WHAT YOU CAN EXPECT TO EXPERIENCE AT THIS WEEK’S PERFORMANCES
In 2010, after the AGMC toured with “Shaken, Not Heard: Stories of Gay Men, Faith and Reconciliation,” we thought we were ready to tackle another tough subject: The relationship that gay men have with their fathers. But we were emotionally drained from the cathartic performances of a work that explored the complex relationship that we have with organized religion. The idea of a similar show about our fathers just never found traction. Four years later, however, it has — and this week’s performance of “When I Was Your Age” are poised to carve another significant niche in the emerging genre of choral theatre.
Apart from some preexisting music, “When I Was Your Age” is an original work. We began the creative process by asking members of the chorus to complete a survey about their relationships with their father figures. Many did, which was very helpful in establishing some common themes; but many chorus members felt that they just had to write and get it all out. And by that, I don’t just mean anger or frustration or how difficult things were — there was plenty of that — but there were some amazingly positive stories as well.
The next step was to determine some over-arching themes while at the same time pulling together options for music. One of our singers with a great background in theater, Christopher Repotski, took the lead on the thematic elements, and our creative team of 10 singers began searching for songs that might work with this subject matter. Once the themes were determined (a couple of which are stunningly unique), we looked at specific stories that suited the themes while keeping the song list at hand. Christopher and I have had a blast writing this show. We’ve laughed, cried, and sometimes just shook our heads, thanking the universe for handing us some incredibly brilliant ideas that made us think, “Where did THAT come from?” As with most creative work, it’s like it’s already out there, waiting to be discovered, and you feel so lucky when you’re the one who gets to unearth something amazing that no one’s found yet.
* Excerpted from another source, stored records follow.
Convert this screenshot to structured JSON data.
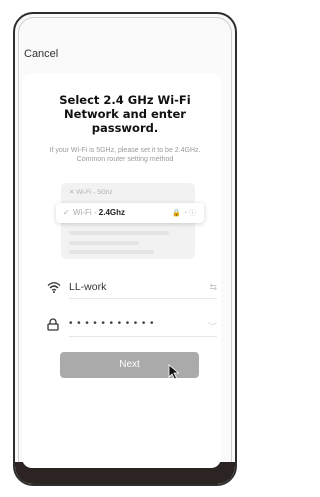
{
  "header": {
    "cancel_label": "Cancel"
  },
  "main": {
    "title": "Select 2.4 GHz Wi-Fi Network and enter password.",
    "subtitle": "If your Wi-Fi is 5GHz, please set it to be 2.4GHz. Common router setting method"
  },
  "illustration": {
    "wifi_5g_label": "Wi-Fi - 5Ghz",
    "wifi_24_prefix": "Wi-Fi - ",
    "wifi_24_band": "2.4Ghz"
  },
  "form": {
    "network_name": "LL-work",
    "password_masked": "•••••••••••",
    "next_label": "Next"
  },
  "icons": {
    "wifi": "wifi-icon",
    "lock": "lock-icon",
    "switch": "switch-network-icon",
    "eye": "hide-password-icon",
    "cursor": "mouse-cursor-icon"
  }
}
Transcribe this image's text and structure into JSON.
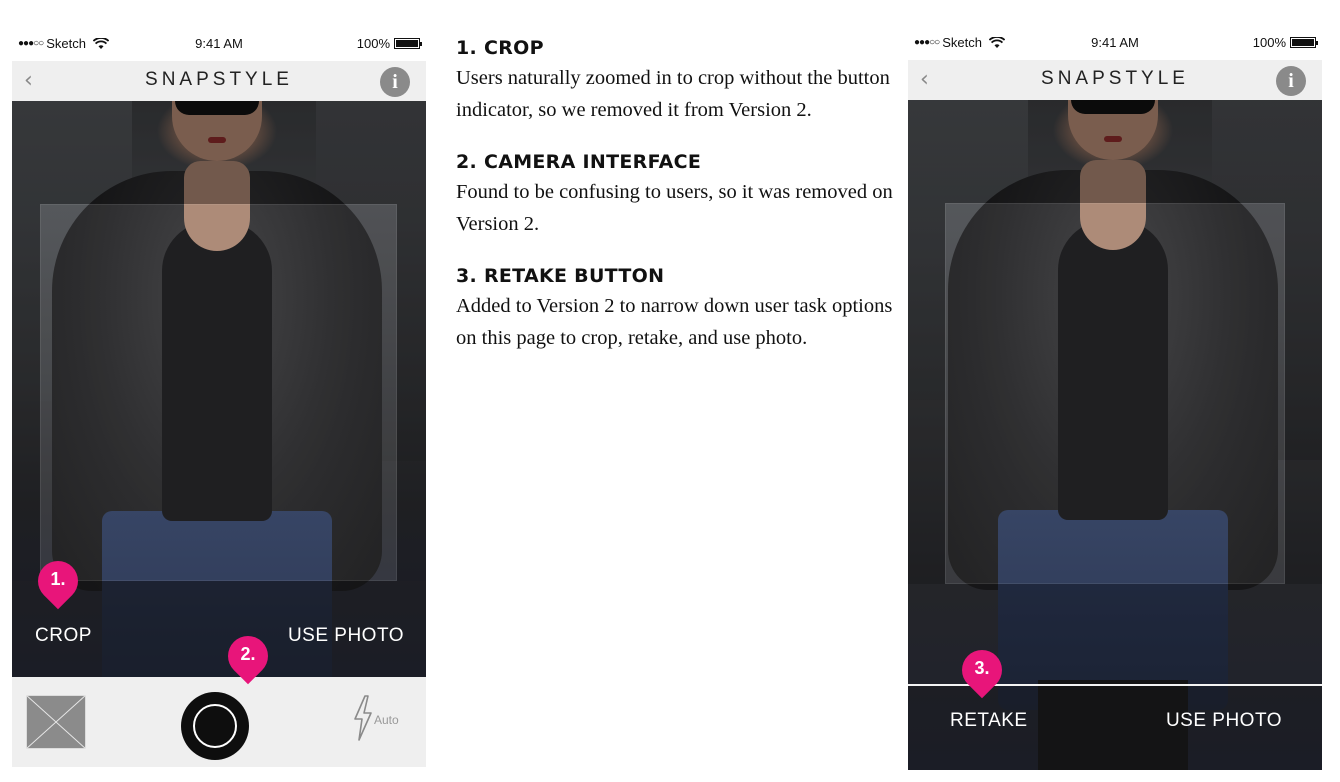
{
  "status_bar": {
    "carrier": "Sketch",
    "time": "9:41 AM",
    "battery": "100%"
  },
  "app": {
    "title": "SNAPSTYLE",
    "back_icon": "chevron-left-icon",
    "info_icon": "info-icon",
    "info_glyph": "i"
  },
  "version1": {
    "crop_label": "CROP",
    "use_photo_label": "USE PHOTO",
    "pin_crop": "1.",
    "pin_camera": "2.",
    "flash_label": "Auto"
  },
  "version2": {
    "retake_label": "RETAKE",
    "use_photo_label": "USE PHOTO",
    "pin_retake": "3."
  },
  "notes": [
    {
      "heading": "1. CROP",
      "body": "Users naturally zoomed in to crop without the button indicator, so we removed it from Version 2."
    },
    {
      "heading": "2. CAMERA INTERFACE",
      "body": "Found to be confusing to users, so it was removed on Version 2."
    },
    {
      "heading": "3. RETAKE BUTTON",
      "body": "Added to Version 2 to narrow down user task options on this page to crop, retake, and use photo."
    }
  ],
  "colors": {
    "pin": "#e8157a",
    "nav_bg": "#efefef",
    "info_bg": "#8a8a8a"
  }
}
So if you’re wondering what to pack for the performance, I would say that a staple for being an audience member this week is tissue. This is not a total tearjerker, but there are some very powerful moments. As performers, we are still working through the emotion of this material ourselves. Since the first rehearsal, I’ve had to give all 100 of these men permission to stop singing at any given time and have their “moment.” I see that happen in every rehearsal. People crying through tears, laughing through them, and sometimes just remaining in their seat with their face in their hands. Some have even had to leave the room. It’s been great! But the audience should also know that we have not forgotten the very important need for a sense of humor with subject matter like this. One story is about a father who was never present in his son’s life, and while the story is very sad, the juxtaposition of the attending music turns out to be hilarious.
If I had to compare this show to films, I’d say it’s more like “Steel Magnolias” than “Dead Poet’s Society.” The stories are mostly told in the form of monologues by some very talented actors in the chorus. But only one person is telling his own story, which is unique. It comes in the very middle of the show and is literally pivotal. And, thankfully, this is a one-act that runs about 60 minutes. That’s plenty of material for a show that covers this subject matter.
It is not a “stand and sing” show. The Fabrefaction Theatre provides the perfect space for this piece. It’s unique in that it’s a very large, wide stage but an intimate house of less than 10 rows. Also, we’re using a significant amount of multimedia projection in this production. The image design (the show logo, as I call it) is the silhouette of a father and son in two open panes of a window. On stage, the window comes to life in the form of a screen. On it, we project photos of us as children, humorous cartoon effects, a music video, and old home movies that propel the journey along. Plus, this show is unique in that it doesn’t begin with music. It begins in darkness with the spoken voices of the chorus as fathers who are kicking their sons out of the house. The lights come up on a young man who sings, a cappella, before leaving with his duffel bag. Then we segue into the quiet opening number. Some shows have flashy openings, but this is what I call an emergent one. The show also ends with the same character on the stage, alone this time, singing the same song, but with a different perspective. He’s all grown up, and he’s all good. That is all I’m giving away.
Also, a very intentional choice on our part was to avoid using the word “gay” as much as possible. Not because we’re hiding anything (Um, we’re a gay men’s chorus), but to illustrate that it isn’t all about us. The kinds of stories that we tell are universal, regardless of how someone identifies. We talk about being different, coming out, not being the son our father’s expected, but there is only one time in the show where the word “gay” is spoken and it’s said by one of our straight (yes!) members as he tells his own story. He’s amazing and it’s an unforgettable moment in the show. “When I Was Your Age” is universal. It’s about parenting, being a son or daughter, and the challenges, obstacles, and the beauty of parental relationships.
You don’t want to miss this week’s production. It came to the AGMC as a gift from the universe and we are thrilled to be the channel for this moving, healing, and thought-provoking work. This is the AGMC pushing the envelope in a way that we’ve never done before.
I like pushing envelopes sometimes.
Artistic Director, Voices of Note
Conductor, Atlanta Gay Men’s Chorus